- Problem details
Each line of the material that mentions the word "upcoming" is to be copied.

- Extracted data

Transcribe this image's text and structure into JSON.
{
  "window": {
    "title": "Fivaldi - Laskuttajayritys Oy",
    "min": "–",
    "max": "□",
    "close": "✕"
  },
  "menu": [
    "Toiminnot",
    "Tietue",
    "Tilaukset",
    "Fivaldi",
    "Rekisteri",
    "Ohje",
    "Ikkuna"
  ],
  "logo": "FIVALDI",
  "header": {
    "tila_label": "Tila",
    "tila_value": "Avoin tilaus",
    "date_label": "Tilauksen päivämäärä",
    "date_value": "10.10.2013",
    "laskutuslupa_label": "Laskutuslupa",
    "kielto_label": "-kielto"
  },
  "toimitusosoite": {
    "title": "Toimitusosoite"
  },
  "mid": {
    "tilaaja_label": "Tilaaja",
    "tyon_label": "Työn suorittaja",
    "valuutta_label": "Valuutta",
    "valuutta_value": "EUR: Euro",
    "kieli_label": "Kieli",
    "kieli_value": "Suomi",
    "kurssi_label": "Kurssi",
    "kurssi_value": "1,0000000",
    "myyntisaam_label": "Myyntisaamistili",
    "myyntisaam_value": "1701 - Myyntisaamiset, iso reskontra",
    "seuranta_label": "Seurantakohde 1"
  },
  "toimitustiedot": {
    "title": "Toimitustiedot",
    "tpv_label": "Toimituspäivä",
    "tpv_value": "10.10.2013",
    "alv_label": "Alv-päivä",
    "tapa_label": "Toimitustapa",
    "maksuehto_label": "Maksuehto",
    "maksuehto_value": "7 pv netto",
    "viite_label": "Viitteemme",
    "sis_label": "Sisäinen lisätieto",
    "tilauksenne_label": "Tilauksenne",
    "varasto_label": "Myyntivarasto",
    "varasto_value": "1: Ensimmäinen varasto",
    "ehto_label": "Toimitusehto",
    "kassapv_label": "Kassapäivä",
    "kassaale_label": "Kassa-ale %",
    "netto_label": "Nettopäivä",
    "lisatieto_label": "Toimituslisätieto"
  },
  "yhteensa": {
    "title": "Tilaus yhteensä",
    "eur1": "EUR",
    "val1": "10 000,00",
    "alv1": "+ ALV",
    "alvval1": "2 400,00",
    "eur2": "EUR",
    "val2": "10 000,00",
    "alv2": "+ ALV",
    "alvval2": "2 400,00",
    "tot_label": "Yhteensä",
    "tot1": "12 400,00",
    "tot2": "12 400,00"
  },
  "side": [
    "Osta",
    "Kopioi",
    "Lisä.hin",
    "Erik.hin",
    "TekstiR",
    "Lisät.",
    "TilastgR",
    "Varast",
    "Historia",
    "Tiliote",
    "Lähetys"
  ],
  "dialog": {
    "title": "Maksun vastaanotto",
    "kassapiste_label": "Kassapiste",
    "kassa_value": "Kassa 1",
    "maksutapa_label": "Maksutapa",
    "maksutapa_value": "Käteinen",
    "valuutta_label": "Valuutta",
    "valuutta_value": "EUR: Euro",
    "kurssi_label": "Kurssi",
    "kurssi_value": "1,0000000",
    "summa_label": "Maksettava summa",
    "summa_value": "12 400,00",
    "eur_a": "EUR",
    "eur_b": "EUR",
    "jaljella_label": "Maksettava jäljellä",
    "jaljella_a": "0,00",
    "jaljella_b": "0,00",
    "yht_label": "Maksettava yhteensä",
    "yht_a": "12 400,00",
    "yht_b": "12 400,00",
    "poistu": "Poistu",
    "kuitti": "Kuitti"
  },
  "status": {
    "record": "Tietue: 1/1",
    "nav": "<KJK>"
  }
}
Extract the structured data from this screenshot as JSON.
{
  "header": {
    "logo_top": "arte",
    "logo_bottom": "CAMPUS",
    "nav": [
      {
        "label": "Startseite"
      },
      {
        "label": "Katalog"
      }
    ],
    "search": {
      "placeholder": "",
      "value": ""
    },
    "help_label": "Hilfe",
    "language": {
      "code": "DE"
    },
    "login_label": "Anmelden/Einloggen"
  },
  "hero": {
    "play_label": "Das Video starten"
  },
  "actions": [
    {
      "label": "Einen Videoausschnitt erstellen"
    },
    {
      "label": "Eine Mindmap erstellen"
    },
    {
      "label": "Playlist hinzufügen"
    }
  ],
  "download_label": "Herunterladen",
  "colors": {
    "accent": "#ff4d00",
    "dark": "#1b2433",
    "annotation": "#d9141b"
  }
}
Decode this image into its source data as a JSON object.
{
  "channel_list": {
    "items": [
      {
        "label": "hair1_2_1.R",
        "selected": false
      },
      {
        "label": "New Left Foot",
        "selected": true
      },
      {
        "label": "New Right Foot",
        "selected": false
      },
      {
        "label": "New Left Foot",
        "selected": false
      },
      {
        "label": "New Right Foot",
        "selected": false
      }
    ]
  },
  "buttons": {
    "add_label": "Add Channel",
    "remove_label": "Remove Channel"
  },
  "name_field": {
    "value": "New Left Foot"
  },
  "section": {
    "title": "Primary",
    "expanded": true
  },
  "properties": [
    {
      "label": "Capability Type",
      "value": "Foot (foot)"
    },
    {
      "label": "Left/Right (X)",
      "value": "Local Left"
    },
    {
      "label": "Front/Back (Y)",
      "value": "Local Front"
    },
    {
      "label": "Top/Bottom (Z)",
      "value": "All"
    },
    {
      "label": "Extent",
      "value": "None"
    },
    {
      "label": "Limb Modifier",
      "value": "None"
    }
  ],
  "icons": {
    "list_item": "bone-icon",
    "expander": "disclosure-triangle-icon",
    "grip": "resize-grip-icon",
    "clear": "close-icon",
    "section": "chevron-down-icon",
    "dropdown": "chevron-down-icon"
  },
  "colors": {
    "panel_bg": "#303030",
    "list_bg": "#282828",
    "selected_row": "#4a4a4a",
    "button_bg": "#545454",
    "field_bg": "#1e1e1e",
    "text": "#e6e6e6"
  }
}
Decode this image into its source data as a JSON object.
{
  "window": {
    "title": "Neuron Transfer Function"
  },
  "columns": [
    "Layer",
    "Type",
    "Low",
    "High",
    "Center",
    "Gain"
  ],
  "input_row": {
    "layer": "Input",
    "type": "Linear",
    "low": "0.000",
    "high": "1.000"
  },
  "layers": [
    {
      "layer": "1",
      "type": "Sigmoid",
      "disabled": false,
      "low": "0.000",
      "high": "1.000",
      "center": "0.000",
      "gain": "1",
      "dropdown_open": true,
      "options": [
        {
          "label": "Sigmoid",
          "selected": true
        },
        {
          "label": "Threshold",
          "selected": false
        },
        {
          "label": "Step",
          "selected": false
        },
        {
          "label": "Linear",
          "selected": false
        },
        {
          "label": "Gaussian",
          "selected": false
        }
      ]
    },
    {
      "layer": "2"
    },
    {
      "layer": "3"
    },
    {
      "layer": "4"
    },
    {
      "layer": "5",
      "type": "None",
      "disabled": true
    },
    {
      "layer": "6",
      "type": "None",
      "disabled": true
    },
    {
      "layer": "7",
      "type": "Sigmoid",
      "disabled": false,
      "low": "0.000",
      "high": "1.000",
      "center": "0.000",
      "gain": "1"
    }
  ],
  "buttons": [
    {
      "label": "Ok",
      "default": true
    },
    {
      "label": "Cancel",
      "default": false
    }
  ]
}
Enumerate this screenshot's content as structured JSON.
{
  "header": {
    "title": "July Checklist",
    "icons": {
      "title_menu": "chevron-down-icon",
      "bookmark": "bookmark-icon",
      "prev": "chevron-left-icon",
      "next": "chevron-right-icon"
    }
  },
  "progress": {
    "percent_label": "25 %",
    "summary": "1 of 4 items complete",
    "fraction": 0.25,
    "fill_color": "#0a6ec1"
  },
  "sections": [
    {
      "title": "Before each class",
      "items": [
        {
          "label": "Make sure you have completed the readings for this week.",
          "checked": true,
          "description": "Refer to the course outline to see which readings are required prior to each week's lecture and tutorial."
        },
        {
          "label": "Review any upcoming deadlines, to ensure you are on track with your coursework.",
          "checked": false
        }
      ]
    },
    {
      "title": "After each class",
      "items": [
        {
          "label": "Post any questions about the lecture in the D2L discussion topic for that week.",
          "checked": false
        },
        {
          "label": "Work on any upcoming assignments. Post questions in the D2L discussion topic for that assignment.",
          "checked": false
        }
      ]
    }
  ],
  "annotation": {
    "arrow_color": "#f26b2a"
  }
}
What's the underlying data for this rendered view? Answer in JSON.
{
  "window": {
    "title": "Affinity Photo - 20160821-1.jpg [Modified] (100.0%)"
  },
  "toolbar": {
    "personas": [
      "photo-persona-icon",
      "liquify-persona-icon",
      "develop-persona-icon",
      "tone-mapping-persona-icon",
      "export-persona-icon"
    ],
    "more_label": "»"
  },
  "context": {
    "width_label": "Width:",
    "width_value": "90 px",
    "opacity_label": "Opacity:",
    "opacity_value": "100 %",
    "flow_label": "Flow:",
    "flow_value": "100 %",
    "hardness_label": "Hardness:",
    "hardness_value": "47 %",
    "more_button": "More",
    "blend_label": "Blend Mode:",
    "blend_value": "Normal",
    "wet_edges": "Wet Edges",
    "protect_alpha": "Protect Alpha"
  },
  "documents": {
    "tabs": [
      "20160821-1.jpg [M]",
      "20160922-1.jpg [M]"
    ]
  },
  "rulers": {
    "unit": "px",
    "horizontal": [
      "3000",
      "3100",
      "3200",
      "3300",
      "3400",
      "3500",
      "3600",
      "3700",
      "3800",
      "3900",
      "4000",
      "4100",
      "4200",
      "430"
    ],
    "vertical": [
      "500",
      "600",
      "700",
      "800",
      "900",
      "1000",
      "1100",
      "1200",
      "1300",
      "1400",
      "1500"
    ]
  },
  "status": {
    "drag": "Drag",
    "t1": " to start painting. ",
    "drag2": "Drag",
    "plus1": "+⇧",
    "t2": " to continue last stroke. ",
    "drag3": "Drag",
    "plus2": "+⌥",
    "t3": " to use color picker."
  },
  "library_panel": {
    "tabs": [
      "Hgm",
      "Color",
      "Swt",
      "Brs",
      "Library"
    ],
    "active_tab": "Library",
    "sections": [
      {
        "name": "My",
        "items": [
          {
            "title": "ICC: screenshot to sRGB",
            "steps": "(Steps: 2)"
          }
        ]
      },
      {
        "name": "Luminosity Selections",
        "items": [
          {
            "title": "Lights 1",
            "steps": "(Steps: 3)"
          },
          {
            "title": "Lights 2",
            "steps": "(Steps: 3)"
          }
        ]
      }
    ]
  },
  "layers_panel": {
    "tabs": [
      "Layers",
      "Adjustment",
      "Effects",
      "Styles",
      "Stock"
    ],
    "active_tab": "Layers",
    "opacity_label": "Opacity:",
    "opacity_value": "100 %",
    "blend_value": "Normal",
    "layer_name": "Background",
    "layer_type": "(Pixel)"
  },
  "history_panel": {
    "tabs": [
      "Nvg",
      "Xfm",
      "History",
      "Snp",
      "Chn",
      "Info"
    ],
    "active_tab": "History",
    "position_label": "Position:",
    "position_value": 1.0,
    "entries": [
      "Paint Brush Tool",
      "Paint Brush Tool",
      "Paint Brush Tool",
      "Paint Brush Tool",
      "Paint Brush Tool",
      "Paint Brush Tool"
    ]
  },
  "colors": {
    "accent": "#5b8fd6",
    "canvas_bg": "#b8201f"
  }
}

- Exercise result
          "label": "Review any upcoming deadlines, to ensure you are on track with your coursework.",
          "label": "Work on any upcoming assignments. Post questions in the D2L discussion topic for that assignment.",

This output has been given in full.